On Tuesday, Eli Lilly's (NYSE:LLY) shares soared by more than 15% after the pharma giant reported positive results from a phase 3 clinical trial for Verzenio. This drug is already approved for metastatic breast cancer and advanced breast cancer, but based on data from the new study, Verzenio could be effective in treating early-stage breast cancer as well. 

Interim analysis of the clinical trial showed that Verzenio, in combination with standard adjuvant endocrine therapy, achieved the primary endpoint of invasive disease-free survival. This result was all the more impressive considering that late last month, it was announced that Ibrance, a cancer treatment marketed by Pfizer, had failed to achieve a statistically significant improvement in invasive disease-free survival in a clinical trial with early-stage breast cancer patients.

Doctor holding a piggy bank.

Image source: Getty Images.

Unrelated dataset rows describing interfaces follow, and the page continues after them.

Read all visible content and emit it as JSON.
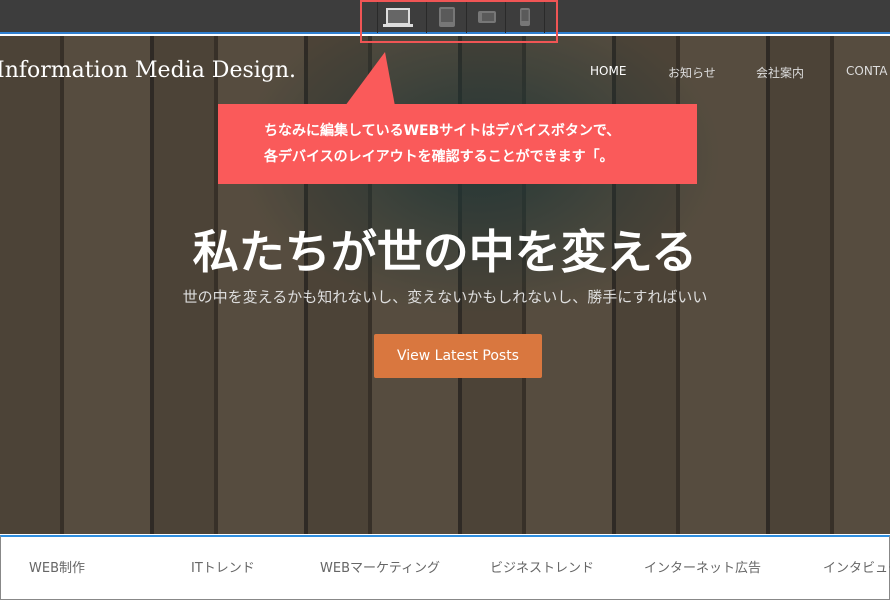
{
  "device_toolbar": {
    "buttons": [
      "laptop-icon",
      "tablet-icon",
      "tablet-landscape-icon",
      "phone-icon"
    ],
    "active": "laptop"
  },
  "site": {
    "brand": "Information Media Design.",
    "nav": [
      "HOME",
      "お知らせ",
      "会社案内",
      "CONTA"
    ],
    "hero_title": "私たちが世の中を変える",
    "hero_subtitle": "世の中を変えるかも知れないし、変えないかもしれないし、勝手にすればいい",
    "cta": "View Latest Posts",
    "categories": [
      "WEB制作",
      "ITトレンド",
      "WEBマーケティング",
      "ビジネストレンド",
      "インターネット広告",
      "インタビュー"
    ]
  },
  "callout": {
    "line1": "ちなみに編集しているWEBサイトはデバイスボタンで、",
    "line2": "各デバイスのレイアウトを確認することができます「。",
    "color": "#fa5a5a"
  }
}
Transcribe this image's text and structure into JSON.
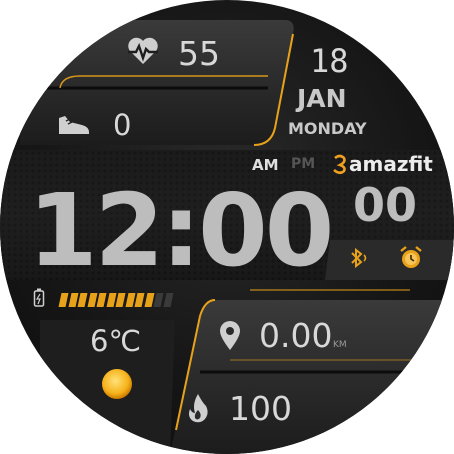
{
  "heart_rate": {
    "icon": "heart-pulse-icon",
    "value": "55"
  },
  "steps": {
    "icon": "sneaker-icon",
    "value": "0"
  },
  "date": {
    "day": "18",
    "month": "JAN",
    "weekday": "MONDAY"
  },
  "time": {
    "hours_minutes": "12:00",
    "seconds": "00",
    "am": "AM",
    "pm": "PM",
    "active_period": "AM"
  },
  "brand": "amazfit",
  "status_icons": {
    "bluetooth": "bluetooth-icon",
    "alarm": "alarm-icon"
  },
  "battery": {
    "icon": "battery-icon",
    "level_fraction": 0.83
  },
  "weather": {
    "temperature": "6℃",
    "icon": "sun-icon"
  },
  "distance": {
    "icon": "location-pin-icon",
    "value": "0.00",
    "unit": "KM"
  },
  "calories": {
    "icon": "flame-icon",
    "value": "100"
  },
  "colors": {
    "accent": "#e8a21a",
    "text": "#d8d8d8",
    "background": "#161616"
  }
}
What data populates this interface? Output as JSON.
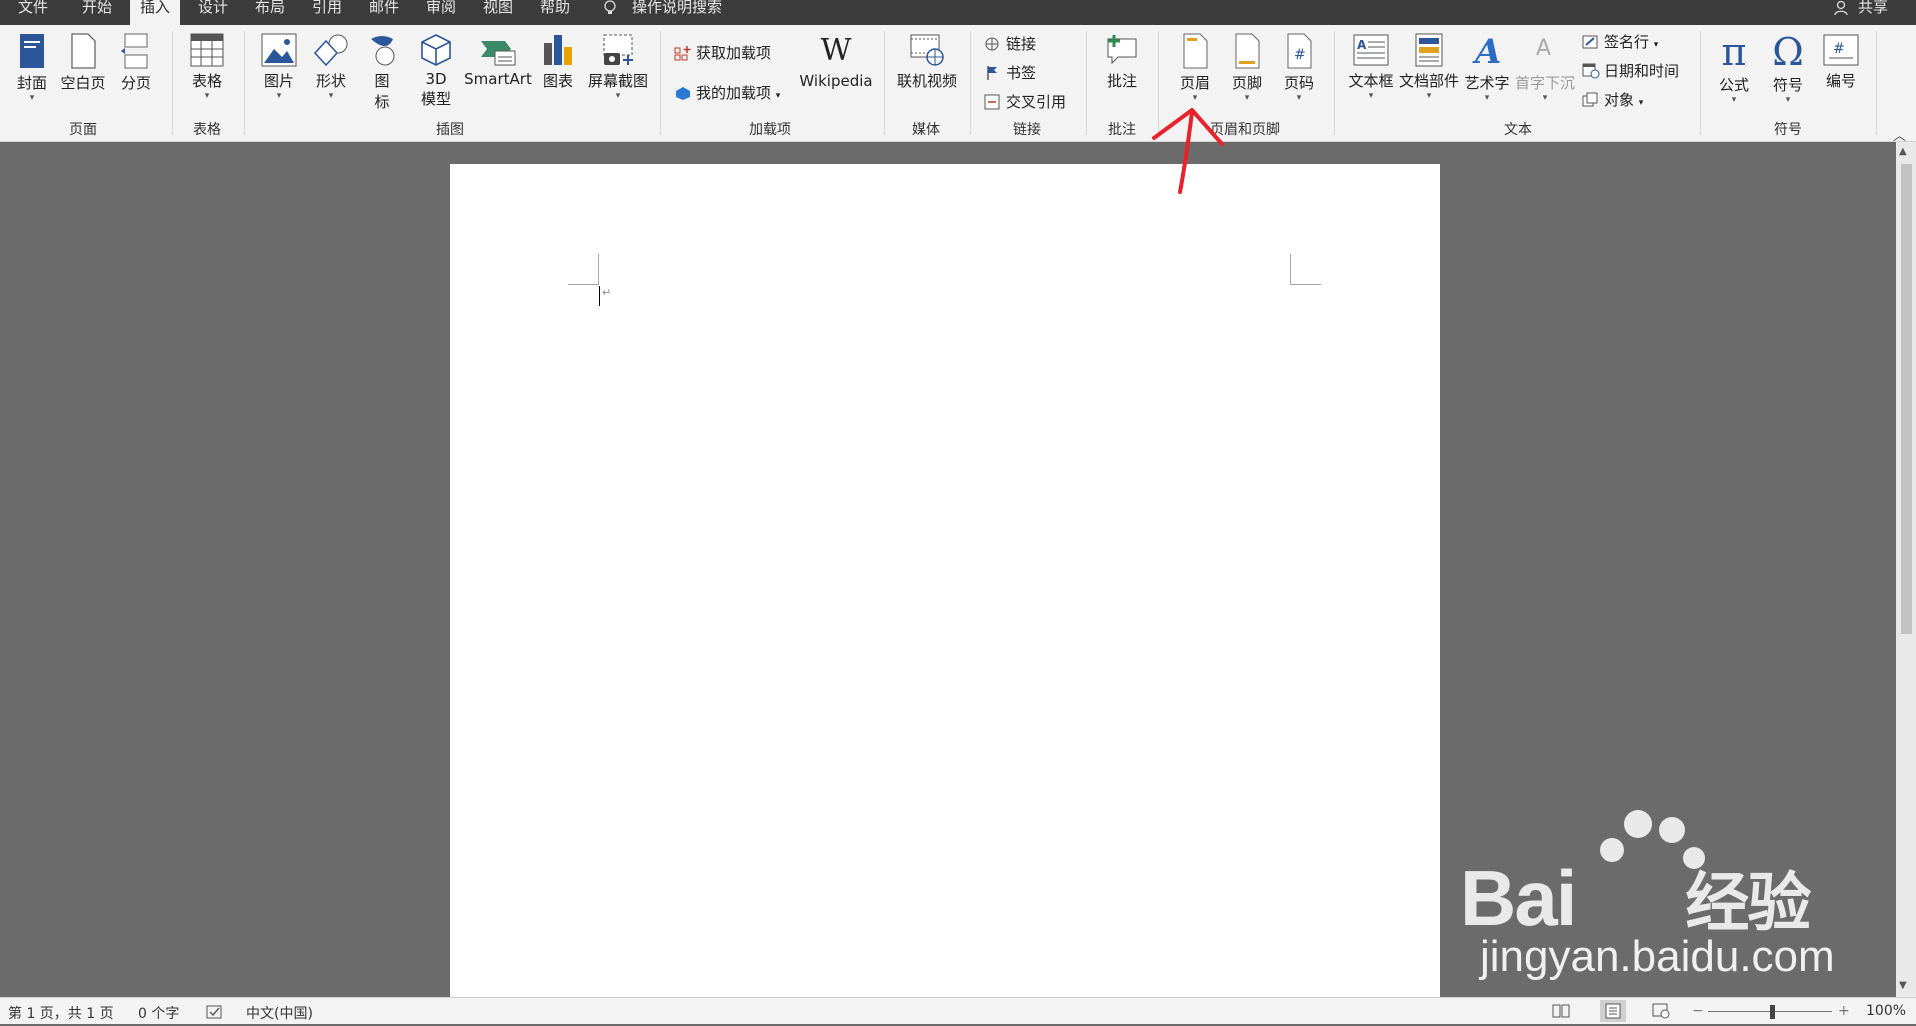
{
  "tabs": [
    "文件",
    "开始",
    "插入",
    "设计",
    "布局",
    "引用",
    "邮件",
    "审阅",
    "视图",
    "帮助"
  ],
  "active_tab": "插入",
  "tell_me": "操作说明搜索",
  "share": "共享",
  "groups": {
    "pages": {
      "label": "页面",
      "cover": "封面",
      "blank": "空白页",
      "break": "分页"
    },
    "tables": {
      "label": "表格",
      "table": "表格"
    },
    "illustrations": {
      "label": "插图",
      "picture": "图片",
      "shapes": "形状",
      "icons_1": "图",
      "icons_2": "标",
      "model_1": "3D",
      "model_2": "模型",
      "smartart": "SmartArt",
      "chart": "图表",
      "screenshot": "屏幕截图"
    },
    "addins": {
      "label": "加载项",
      "get": "获取加载项",
      "mine": "我的加载项",
      "wikipedia": "Wikipedia"
    },
    "media": {
      "label": "媒体",
      "video": "联机视频"
    },
    "links": {
      "label": "链接",
      "link": "链接",
      "bookmark": "书签",
      "crossref": "交叉引用"
    },
    "comments": {
      "label": "批注",
      "comment": "批注"
    },
    "header_footer": {
      "label": "页眉和页脚",
      "header": "页眉",
      "footer": "页脚",
      "page_number": "页码"
    },
    "text": {
      "label": "文本",
      "textbox": "文本框",
      "quickparts": "文档部件",
      "wordart": "艺术字",
      "dropcap": "首字下沉",
      "signature": "签名行",
      "datetime": "日期和时间",
      "object": "对象"
    },
    "symbols": {
      "label": "符号",
      "equation": "公式",
      "symbol": "符号",
      "number": "编号"
    }
  },
  "icons": {
    "pi": "π",
    "omega": "Ω",
    "wiki": "W",
    "hash": "#"
  },
  "status": {
    "page": "第 1 页，共 1 页",
    "words": "0 个字",
    "language": "中文(中国)",
    "zoom": "100%",
    "minus": "−",
    "plus": "+"
  },
  "watermark": {
    "brand": "Bai",
    "suffix": "经验",
    "url": "jingyan.baidu.com"
  },
  "colors": {
    "annotation_arrow": "#e8212a",
    "ribbon_blue": "#2b579a"
  }
}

Eli Lilly's news prompted Guggenheim analyst Seamus Fernandez to upgrade the company's stock from neutral to buy. According to Fernandez, Verzenio's success in the clinical trial "likely is a transformational event" for the pharma giant. The analyst set a $182 price target on Eli Lilly's stock -- about 13% above the $160 level where it's currently trading.

Is Eli Lilly's stock worth $182?

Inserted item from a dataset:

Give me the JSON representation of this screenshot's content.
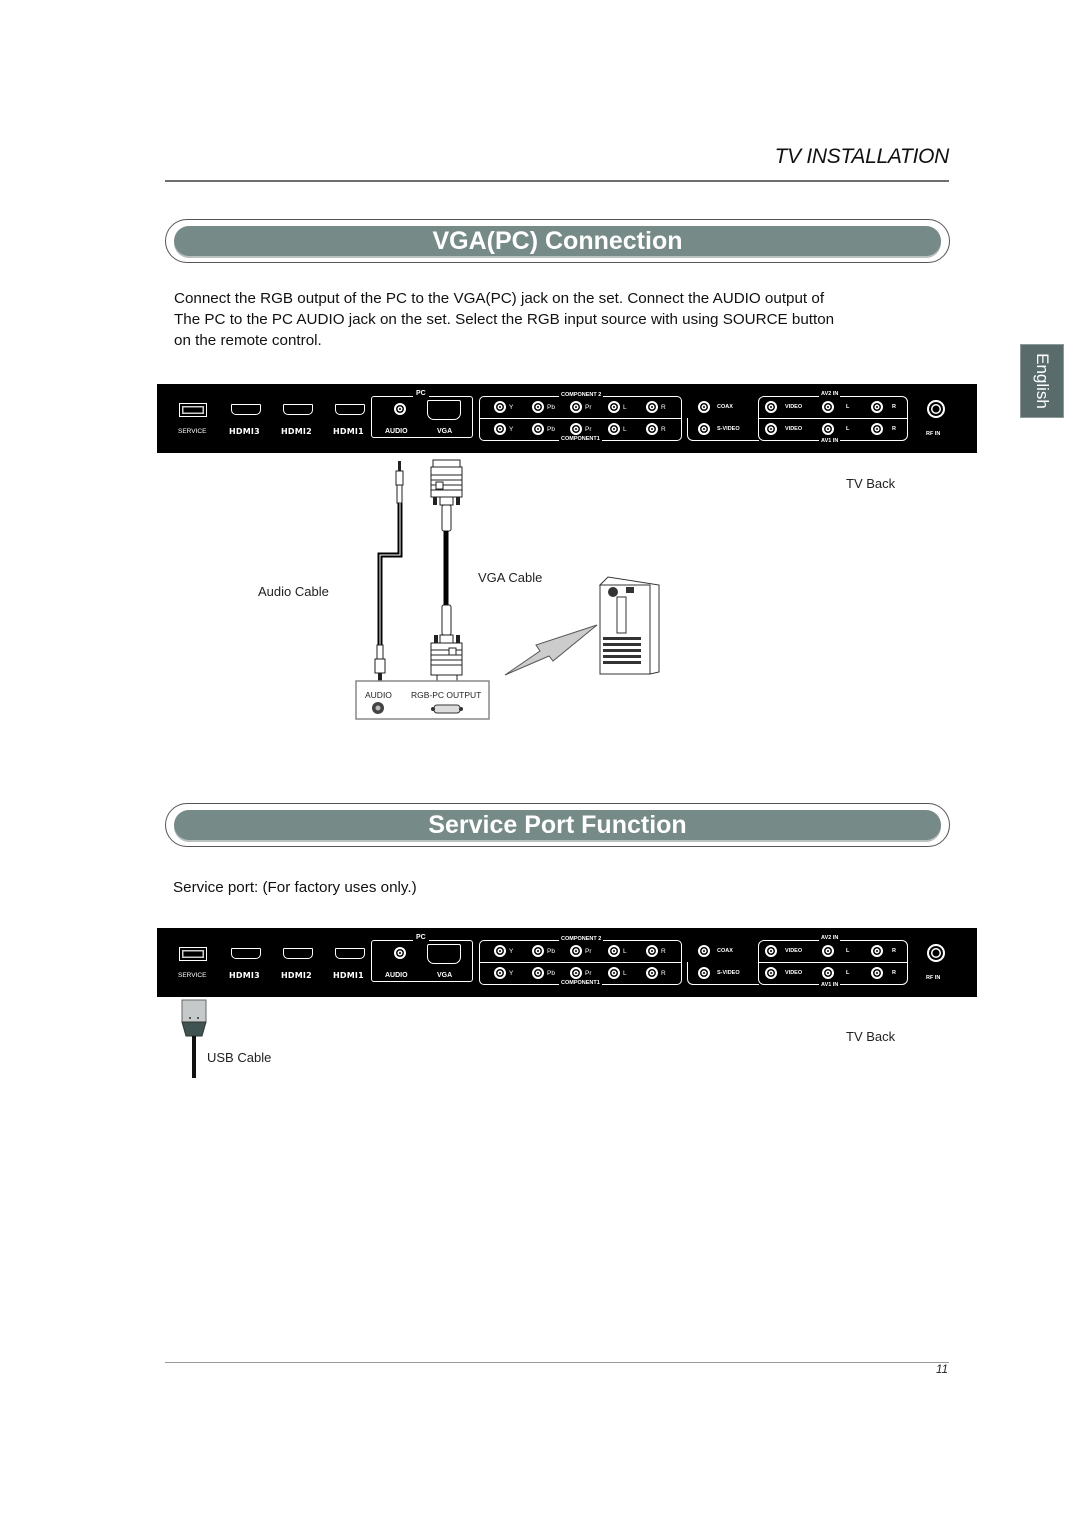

I think Fernandez's price target is reasonable, and here are two reasons why. First, Verzenio could enjoy an exciting opportunity in the early-stage breast cancer market. Worldwide, breast cancer is the most common cancer among women, and despite recent progress in the treatment of this disease, about 30% of patients with some forms of early-stage breast cancer are at risk of their cancers returning. Verzenio could be an answer to this problem.

Second, Eli Lilly remains one of the leaders in the market for diabetes drugs. Many of its diabetes products, especially Trulicity, continue to generate strong and growing revenue. Given these tailwinds, I believe Eli Lilly stock is more than capable of reaching -- and even exceeding -- the $182 mark within the next 18 months. 

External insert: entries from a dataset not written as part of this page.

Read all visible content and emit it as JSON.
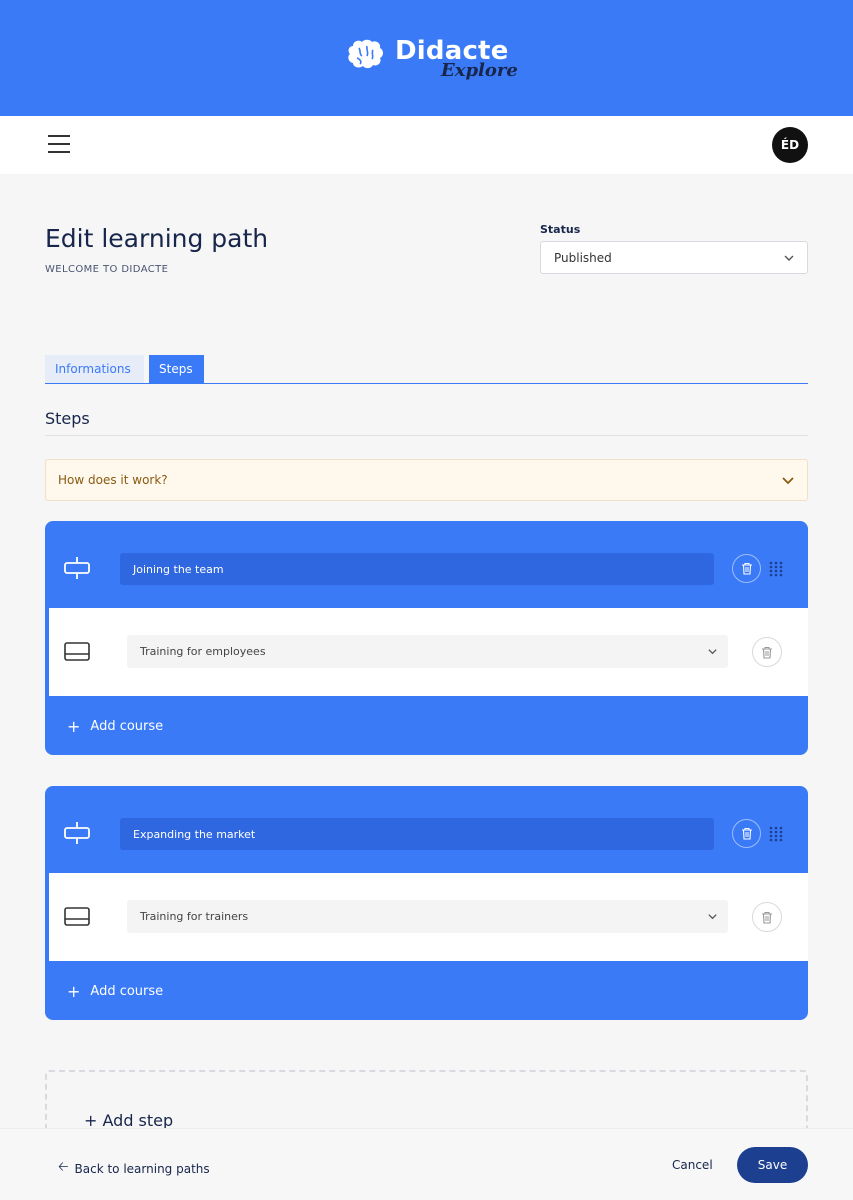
{
  "brand": {
    "name": "Didacte",
    "product": "Explore"
  },
  "user": {
    "initials": "ÉD"
  },
  "header": {
    "title": "Edit learning path",
    "subtitle": "WELCOME TO DIDACTE"
  },
  "status": {
    "label": "Status",
    "value": "Published"
  },
  "tabs": [
    {
      "label": "Informations",
      "active": false
    },
    {
      "label": "Steps",
      "active": true
    }
  ],
  "section": {
    "title": "Steps"
  },
  "help": {
    "label": "How does it work?"
  },
  "steps": [
    {
      "name": "Joining the team",
      "courses": [
        {
          "name": "Training for employees"
        }
      ],
      "add_course_label": "Add course"
    },
    {
      "name": "Expanding the market",
      "courses": [
        {
          "name": "Training for trainers"
        }
      ],
      "add_course_label": "Add course"
    }
  ],
  "add_step_label": "+ Add step",
  "footer": {
    "back_label": "Back to learning paths",
    "cancel_label": "Cancel",
    "save_label": "Save"
  },
  "colors": {
    "primary": "#3a7af7",
    "dark_navy": "#1c3f8f",
    "help_bg": "#fff8ec"
  }
}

This article represents the opinion of the writer, who may disagree with the “official” recommendation position of a Motley Fool premium advisory service. We’re motley! Questioning an investing thesis -- even one of our own -- helps us all think critically about investing and make decisions that help us become smarter, happier, and richer.